New York is known for many things and its underground art scene is certainly one of them. Contemporary street art began in the 1960s when artists began tagging their names and initials around New York City. It rose in popularity in the 1970s and 80s when graffiti artists started looking for new ways and places to show their art and as a way to rebel against societal rules. By the 1980s, artists like Keith Haring, Lee Quiñones, and Jean-Michel Basquiat were catching the world’s attention with their powerful imagery.
Nearly four decades later and the NY street art scene is still as vibrant as ever. Here are some legendary artists and where to find their work around the city.
Naoufal “Rocko” Alaoui
Naoufal Alaoui, known as Rocko, was born and raised between Morocco and Brooklyn. He lived in Andalucia, Spain where he was influenced by the artistic combinations of the eastern and western civilizations. He learned how to write Arabic calligraphy when he was 4 years old and the markings have become his signature style.
His most famous mural is a portrait of the Notorious B.I.G., “King of NY”, which was painted in 2015 by Naoufal “Rocko” Alaoui and Scott “Zimer” Zimmerman, in Bed Stuy.

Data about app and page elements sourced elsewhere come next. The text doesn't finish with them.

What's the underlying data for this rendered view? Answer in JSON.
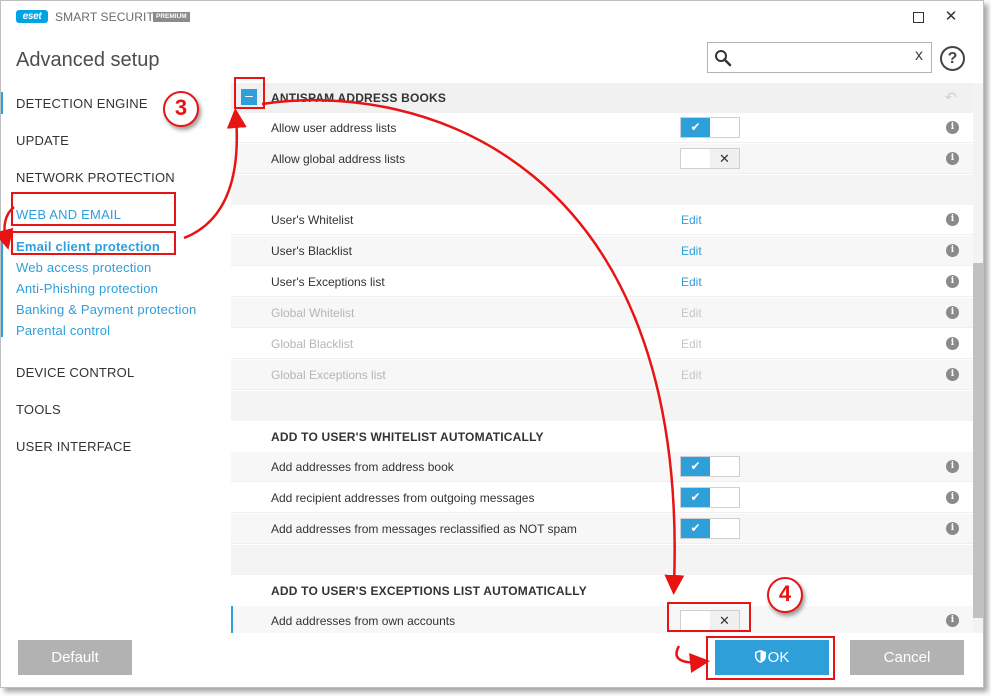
{
  "titlebar": {
    "logo": "eset",
    "product": "SMART SECURITY",
    "badge": "PREMIUM",
    "maximize_icon": "maximize-icon",
    "close_symbol": "✕"
  },
  "header": {
    "title": "Advanced setup",
    "search": {
      "value": "",
      "placeholder": "",
      "clear_symbol": "x"
    },
    "help_symbol": "?"
  },
  "sidebar": {
    "items": [
      {
        "label": "DETECTION ENGINE"
      },
      {
        "label": "UPDATE"
      },
      {
        "label": "NETWORK PROTECTION"
      },
      {
        "label": "WEB AND EMAIL",
        "active": true
      },
      {
        "label": "DEVICE CONTROL"
      },
      {
        "label": "TOOLS"
      },
      {
        "label": "USER INTERFACE"
      }
    ],
    "sub_items": [
      {
        "label": "Email client protection",
        "selected": true
      },
      {
        "label": "Web access protection"
      },
      {
        "label": "Anti-Phishing protection"
      },
      {
        "label": "Banking & Payment protection"
      },
      {
        "label": "Parental control"
      }
    ]
  },
  "main": {
    "section_antispam": {
      "title": "ANTISPAM ADDRESS BOOKS",
      "collapse_symbol": "–",
      "rows": [
        {
          "label": "Allow user address lists",
          "toggle": "on"
        },
        {
          "label": "Allow global address lists",
          "toggle": "off"
        }
      ]
    },
    "address_lists": [
      {
        "label": "User's Whitelist",
        "action": "Edit",
        "enabled": true
      },
      {
        "label": "User's Blacklist",
        "action": "Edit",
        "enabled": true
      },
      {
        "label": "User's Exceptions list",
        "action": "Edit",
        "enabled": true
      },
      {
        "label": "Global Whitelist",
        "action": "Edit",
        "enabled": false
      },
      {
        "label": "Global Blacklist",
        "action": "Edit",
        "enabled": false
      },
      {
        "label": "Global Exceptions list",
        "action": "Edit",
        "enabled": false
      }
    ],
    "section_whitelist_auto": {
      "title": "ADD TO USER'S WHITELIST AUTOMATICALLY",
      "rows": [
        {
          "label": "Add addresses from address book",
          "toggle": "on"
        },
        {
          "label": "Add recipient addresses from outgoing messages",
          "toggle": "on"
        },
        {
          "label": "Add addresses from messages reclassified as NOT spam",
          "toggle": "on"
        }
      ]
    },
    "section_exceptions_auto": {
      "title": "ADD TO USER'S EXCEPTIONS LIST AUTOMATICALLY",
      "rows": [
        {
          "label": "Add addresses from own accounts",
          "toggle": "off"
        }
      ]
    },
    "info_symbol": "i",
    "check_symbol": "✔",
    "cross_symbol": "✕"
  },
  "footer": {
    "default_label": "Default",
    "ok_label": "OK",
    "cancel_label": "Cancel"
  },
  "annotations": {
    "step3": "3",
    "step4": "4",
    "color": "#e81414"
  },
  "colors": {
    "accent": "#2e9fd9",
    "button_gray": "#b2b2b2"
  }
}
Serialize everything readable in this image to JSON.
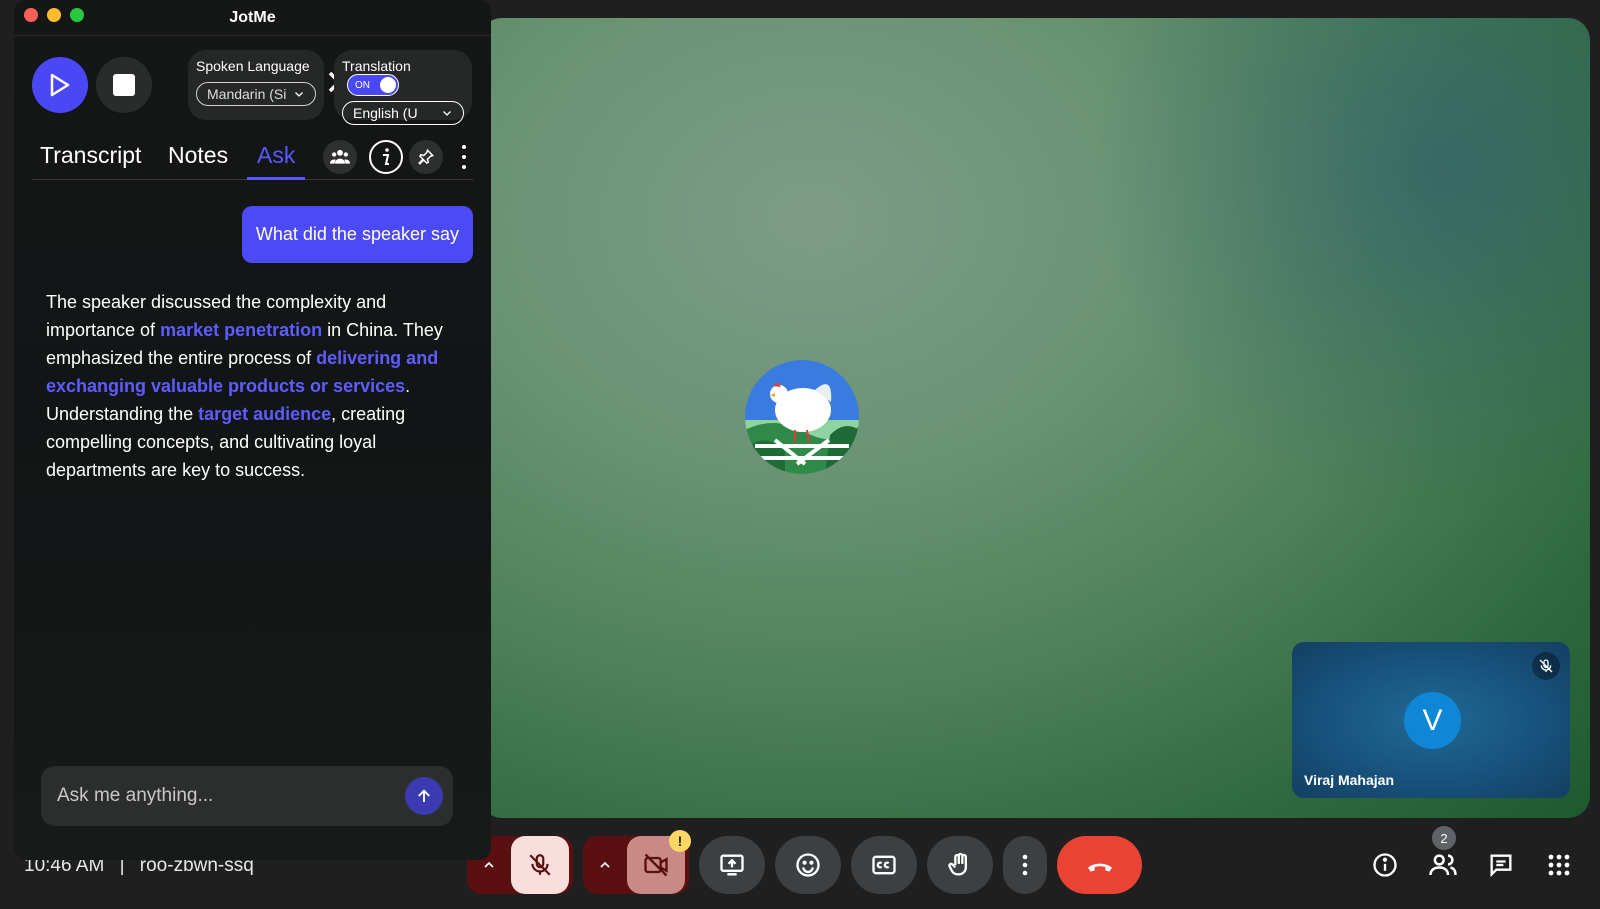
{
  "panel": {
    "app_title": "JotMe",
    "spoken_language": {
      "label": "Spoken Language",
      "value": "Mandarin (Si"
    },
    "translation": {
      "label": "Translation",
      "toggle_label": "ON",
      "value": "English (U"
    },
    "tabs": [
      {
        "label": "Transcript"
      },
      {
        "label": "Notes"
      },
      {
        "label": "Ask"
      }
    ],
    "question": "What did the speaker say",
    "answer": {
      "p1": "The speaker discussed the complexity and importance of ",
      "h1": "market penetration",
      "p2": " in China. They emphasized the entire process of ",
      "h2": "delivering and exchanging valuable products or services",
      "p3": ". Understanding the ",
      "h3": "target audience",
      "p4": ", creating compelling concepts, and cultivating loyal departments are key to success."
    },
    "ask_placeholder": "Ask me anything..."
  },
  "meeting": {
    "time": "10:46 AM",
    "separator": "|",
    "code": "roo-zbwn-ssq",
    "self_initial": "V",
    "self_name": "Viraj Mahajan",
    "participant_count": "2",
    "camera_warning": "!"
  },
  "colors": {
    "accent": "#4a47f5",
    "end_call": "#ea4335",
    "mic_off_bg": "#f9dedc",
    "cam_off_bg": "#c98a86"
  },
  "icons": {
    "controls": [
      "chevron-up-icon",
      "mic-off-icon",
      "chevron-up-icon",
      "camera-off-icon",
      "present-screen-icon",
      "emoji-icon",
      "captions-icon",
      "raise-hand-icon",
      "more-vert-icon",
      "end-call-icon"
    ],
    "right_tools": [
      "info-icon",
      "people-icon",
      "chat-icon",
      "apps-grid-icon"
    ]
  }
}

According to widewalls.com, Blade is a famed New York-based street artist and a proud owner of the title “King of Graffiti” since he painted over five thousand trains with his iconic style of characters. Blade began writing on the trains in NYC in 1972 and is credited with developing several classic graffiti styles, such as overlapping 3D letters and Blockbuster Letters.
Now, you can see his work in galleries around the world in various mediums including spray paint, markers, and acrylic on canvas.
Born in Brazil, Alexandre Keto spent most of his youth in Baltimore before taking his talent to New York City. He is a self-proclaimed visual artist, muralist, and social activist whose work can be seen throughout the streets of New York and Baltimore.
His mural, “Mother and Child”, can be viewed in Long Island City, Queens and is a stylized mural drawing attention to race and class issues. It depicts a selfless mother strapping a baby on her back while picking up food.
Chris Daze Ellis was born in 1962 in New York City. He began his career painting New York City subway cars in 1976 while attending The High School of Art and Design and has become one of the few street artists to take his work from subways to galleries. Daze still lives and works in NYC where you can see his work throughout the streets of Baton Rouge, the Bronx, LA, and many other cities around the country.